Read on for the official results. Spoiler alert: Rinat fared decently on the list.
(1) Cookies and Cream (/Oreo) by HaMa'afia
This was by far the winner because it hit all of the checkboxes in my book: beautiful and simple presentation, and the high quality dough and filling. The dough was a bit chewy (but not overly chewy). The chewiness factor was great because it meant that it was not dry at all. The Oreo cream had all the right tones - light, not too sweet, and they added their own special touch with a hit of coconut. Allenby 88
(2) “Green Queen” by Roladin
Roladin for the win! (one of those fancy bakeries I was drooling over that first Hanukkah). Covered and filled with a pistachio white chocolate cream that was heavenly. Not very strong on the pistachio flavor, but you can’t go wrong with white chocolate. Topped with a candied almond crunch and dollops of mascarpone cream. The sufgania dough was very fresh, which is impressive considering how many they make. We were very skeptical about Roladin because they are approx 500 shekels per sufgania, but turns out the hype is legit.
(3) “Kaztefet” by Roladin
Whipped cream with a belgian chocolate topping and filling from Roladin. Roladin for the win again! Very simple, but the chocolate was great quality.
(4) Vegan traditional filled with raspberry jam from Cafe Xoho
Hard to really compare this to the rest on the list because it was very different, and to be honest, we were more than a bit skeptical, (how can you make such an intensely fried food like this healthy and vegan?!) but it was actually super tasty. It had a much unique lighter consistency (which was refreshing amongst all the heavy oily and sugary ones), with a hit of spice at the end. Super fresh and full of flavor.
(5) Traditional Jelly from Rinats
This place has been around for 55 years, for a good reason. Not sure what more to say then it tasted like Hanukkah! Perfectly fried, light and fluffy dough, traditional jelly filling. Allenby 57
(6) “The S’mores Sufgania” from Showroom Bakehouse
We were really excited about this place because of the unique sounding flavors and the Instagram-friendly presentation of the sufganiyot. However, I was a bit disappointed. The chocolate inside was actually pretty tasty, but the dough itself tasted like stale challah (the kind you might make challah french toast with or toss it). Big no no. Malkhei Israel 11, and a pop-up stand at the Sarona Market
7) “The Waffle Sufgania” filled with nutella from Showroom Bakehouse
See above, same review. You can't go wrong with nutella, but the dough and waffle on top were very dry.
8) “YOLO” (you only live once) from Roladin.

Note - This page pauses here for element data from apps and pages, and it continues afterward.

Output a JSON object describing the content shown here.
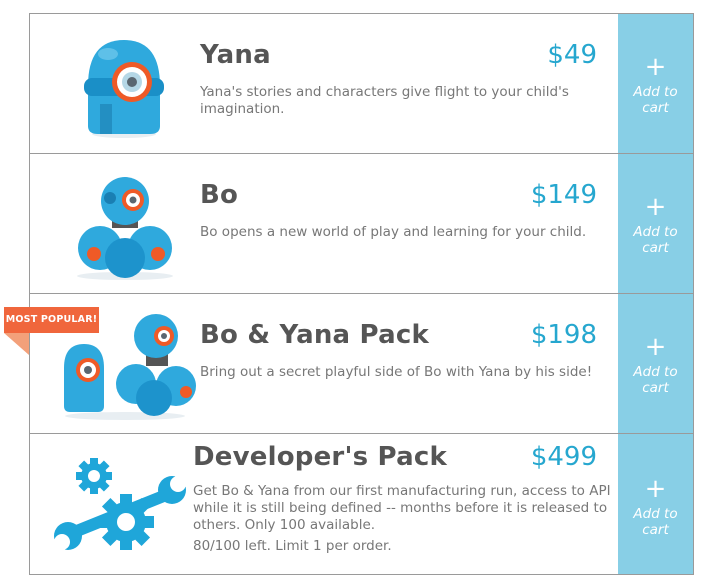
{
  "colors": {
    "accent": "#26a7cf",
    "cart_button": "#88cfe6",
    "badge": "#f0663c",
    "robot_blue": "#2fa9dd",
    "robot_orange": "#ef5a27"
  },
  "badge": {
    "label": "MOST POPULAR!"
  },
  "products": [
    {
      "name": "Yana",
      "price": "$49",
      "description": "Yana's stories and characters give flight to your child's imagination.",
      "cart": {
        "icon": "plus-icon",
        "label": "Add to cart"
      }
    },
    {
      "name": "Bo",
      "price": "$149",
      "description": "Bo opens a new world of play and learning for your child.",
      "cart": {
        "icon": "plus-icon",
        "label": "Add to cart"
      }
    },
    {
      "name": "Bo & Yana Pack",
      "price": "$198",
      "description": "Bring out a secret playful side of Bo with Yana by his side!",
      "cart": {
        "icon": "plus-icon",
        "label": "Add to cart"
      }
    },
    {
      "name": "Developer's Pack",
      "price": "$499",
      "description": "Get Bo & Yana from our first manufacturing run, access to API while it is still being defined -- months before it is released to others. Only 100 available.",
      "limit": "80/100 left. Limit 1 per order.",
      "cart": {
        "icon": "plus-icon",
        "label": "Add to cart"
      }
    }
  ]
}
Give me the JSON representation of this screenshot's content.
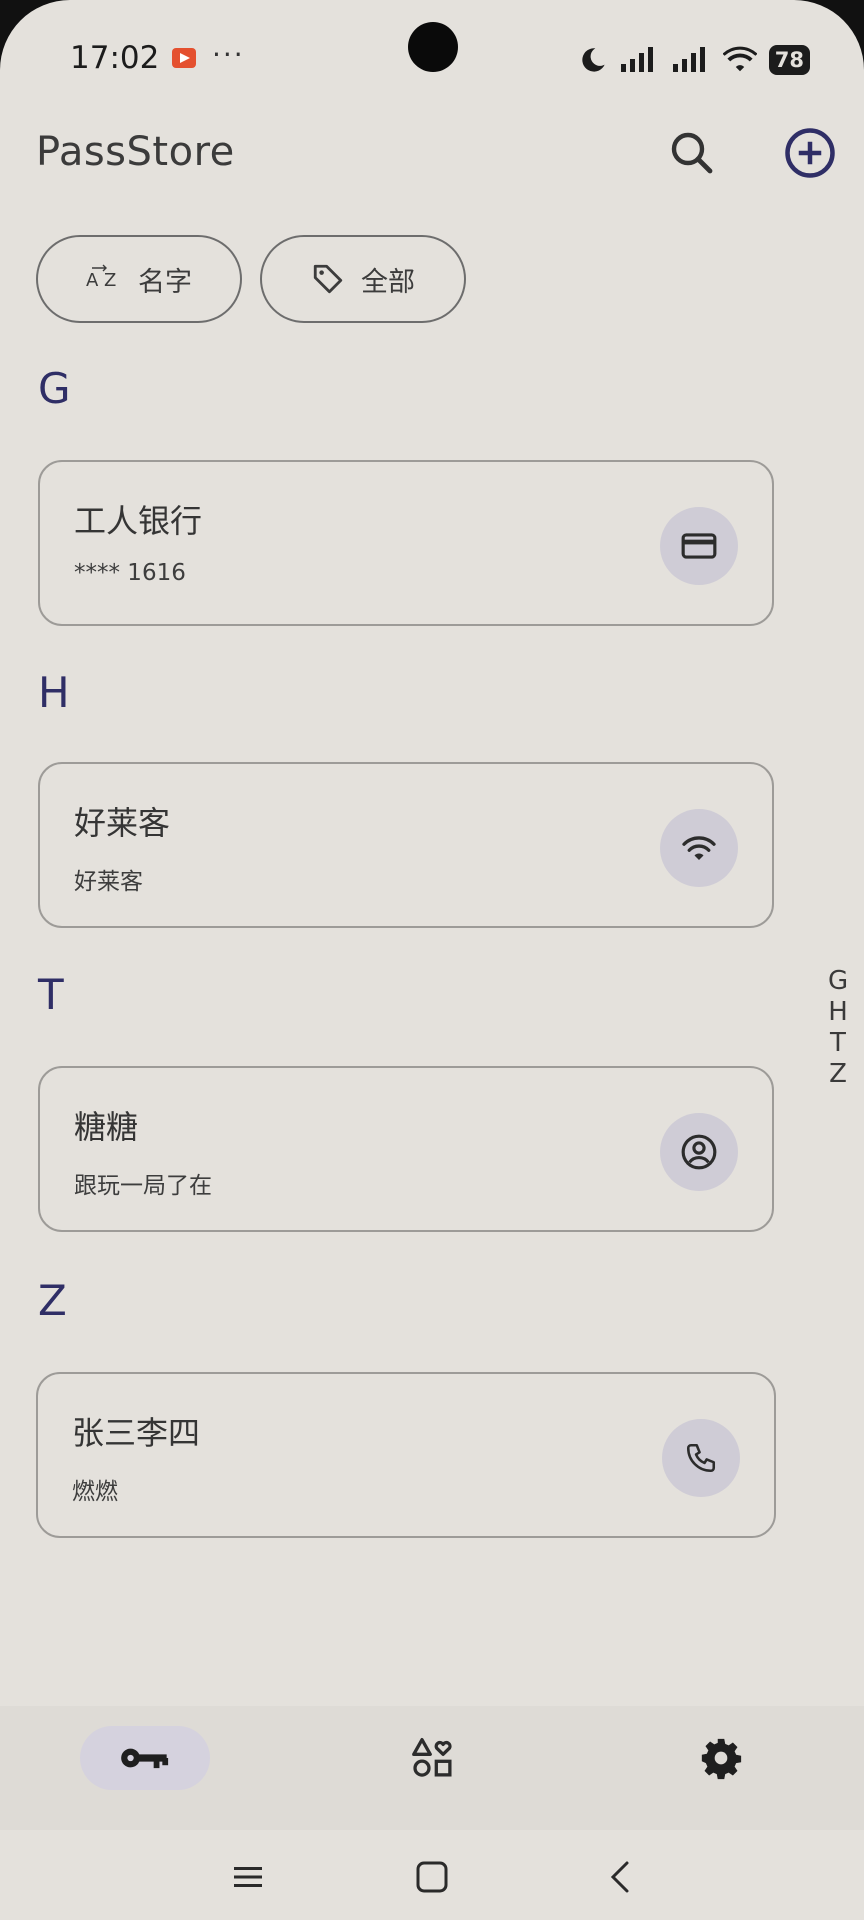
{
  "status_bar": {
    "time": "17:02",
    "more": "···",
    "battery": "78"
  },
  "app": {
    "title": "PassStore"
  },
  "filters": {
    "sort_label": "名字",
    "tag_label": "全部"
  },
  "sections": [
    {
      "letter": "G",
      "title": "工人银行",
      "subtitle": "**** 1616",
      "icon": "credit-card-icon"
    },
    {
      "letter": "H",
      "title": "好莱客",
      "subtitle": "好莱客",
      "icon": "wifi-icon"
    },
    {
      "letter": "T",
      "title": "糖糖",
      "subtitle": "跟玩一局了在",
      "icon": "account-circle-icon"
    },
    {
      "letter": "Z",
      "title": "张三李四",
      "subtitle": "燃燃",
      "icon": "phone-icon"
    }
  ],
  "alpha_index": [
    "G",
    "H",
    "T",
    "Z"
  ],
  "bottom_nav": {
    "items": [
      "key-icon",
      "shapes-icon",
      "settings-icon"
    ],
    "active": "key-icon"
  },
  "colors": {
    "background": "#e4e1dc",
    "accent": "#2f2e66",
    "badge_bg": "#cfccd6",
    "active_nav": "#d5d2de"
  }
}
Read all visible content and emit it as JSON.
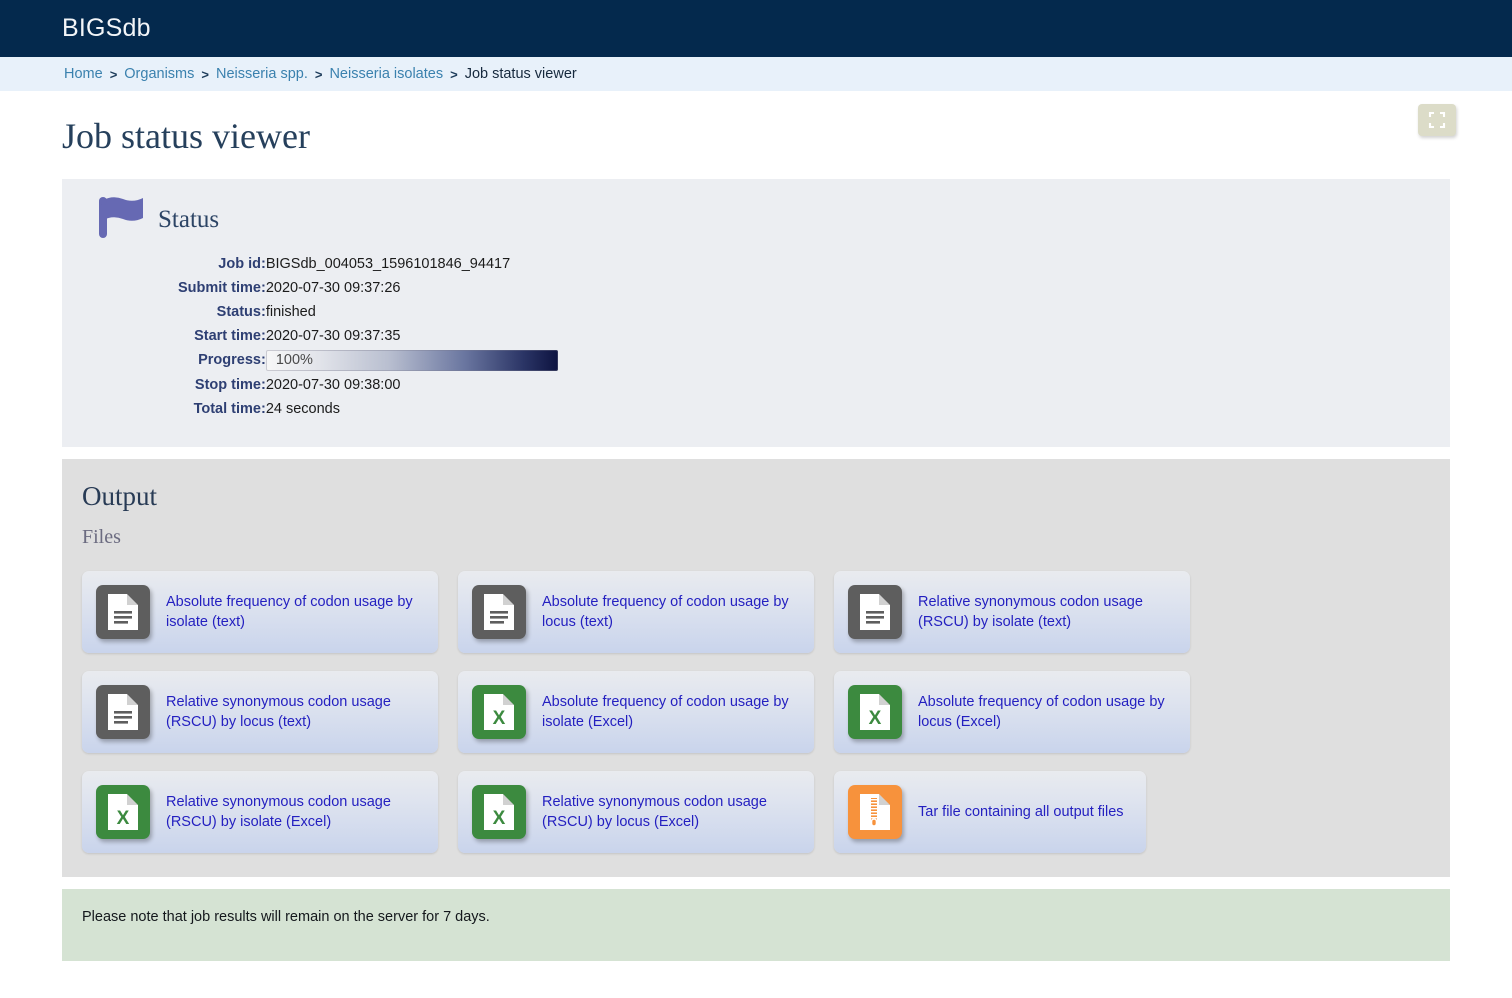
{
  "header": {
    "title": "BIGSdb"
  },
  "breadcrumb": {
    "items": [
      {
        "label": "Home",
        "current": false
      },
      {
        "label": "Organisms",
        "current": false
      },
      {
        "label": "Neisseria spp.",
        "current": false
      },
      {
        "label": "Neisseria isolates",
        "current": false
      },
      {
        "label": "Job status viewer",
        "current": true
      }
    ],
    "separator": ">"
  },
  "page": {
    "title": "Job status viewer",
    "expand_icon": "fullscreen-expand-icon"
  },
  "status": {
    "heading": "Status",
    "flag_icon": "flag-icon",
    "rows": [
      {
        "label": "Job id:",
        "value": "BIGSdb_004053_1596101846_94417"
      },
      {
        "label": "Submit time:",
        "value": "2020-07-30 09:37:26"
      },
      {
        "label": "Status:",
        "value": "finished"
      },
      {
        "label": "Start time:",
        "value": "2020-07-30 09:37:35"
      },
      {
        "label": "Progress:",
        "value": "100%",
        "type": "progress",
        "percent": 100
      },
      {
        "label": "Stop time:",
        "value": "2020-07-30 09:38:00"
      },
      {
        "label": "Total time:",
        "value": "24 seconds"
      }
    ]
  },
  "output": {
    "heading": "Output",
    "subheading": "Files",
    "files": [
      {
        "label": "Absolute frequency of codon usage by isolate (text)",
        "icon": "text-file-icon",
        "type": "text"
      },
      {
        "label": "Absolute frequency of codon usage by locus (text)",
        "icon": "text-file-icon",
        "type": "text"
      },
      {
        "label": "Relative synonymous codon usage (RSCU) by isolate (text)",
        "icon": "text-file-icon",
        "type": "text"
      },
      {
        "label": "Relative synonymous codon usage (RSCU) by locus (text)",
        "icon": "text-file-icon",
        "type": "text"
      },
      {
        "label": "Absolute frequency of codon usage by isolate (Excel)",
        "icon": "excel-file-icon",
        "type": "excel"
      },
      {
        "label": "Absolute frequency of codon usage by locus (Excel)",
        "icon": "excel-file-icon",
        "type": "excel"
      },
      {
        "label": "Relative synonymous codon usage (RSCU) by isolate (Excel)",
        "icon": "excel-file-icon",
        "type": "excel"
      },
      {
        "label": "Relative synonymous codon usage (RSCU) by locus (Excel)",
        "icon": "excel-file-icon",
        "type": "excel"
      },
      {
        "label": "Tar file containing all output files",
        "icon": "archive-file-icon",
        "type": "archive"
      }
    ]
  },
  "note": {
    "text": "Please note that job results will remain on the server for 7 days."
  },
  "colors": {
    "header_bg": "#04294d",
    "breadcrumb_bg": "#e8f1fa",
    "link": "#3a81ae",
    "file_link": "#231fc0",
    "status_panel_bg": "#eceef2",
    "output_panel_bg": "#dfdfdf",
    "note_bg": "#d5e3d3",
    "flag": "#6669b3",
    "text_icon": "#5e5e5e",
    "excel_icon": "#3c8a3f",
    "archive_icon": "#f7923c"
  }
}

I give them credit for the name and presentation, however with all the gold and sparkles, in the end it really just tasted like an overly sweet peanut butter doughnut. Again, because it was Roladin, the dough was great, but the peanut butter flavor just was too overpowering.The best part about this one is that I taught this Yemenite lady we take people to on food tours the meaning of YOLO- she loved it.
9) Creme Patissiere from Lachmenina
So dry and cost 8 shekels! Nothing to write home about. Not even anything interesting to add. Marmorek 4
10) Halvah sufganiya from Hashachen
To be honest, I felt so nauseous and full after trying 9 sufganiot that I did not get to this. However, a trusted taster said it was not great. Ibn Gvirol 8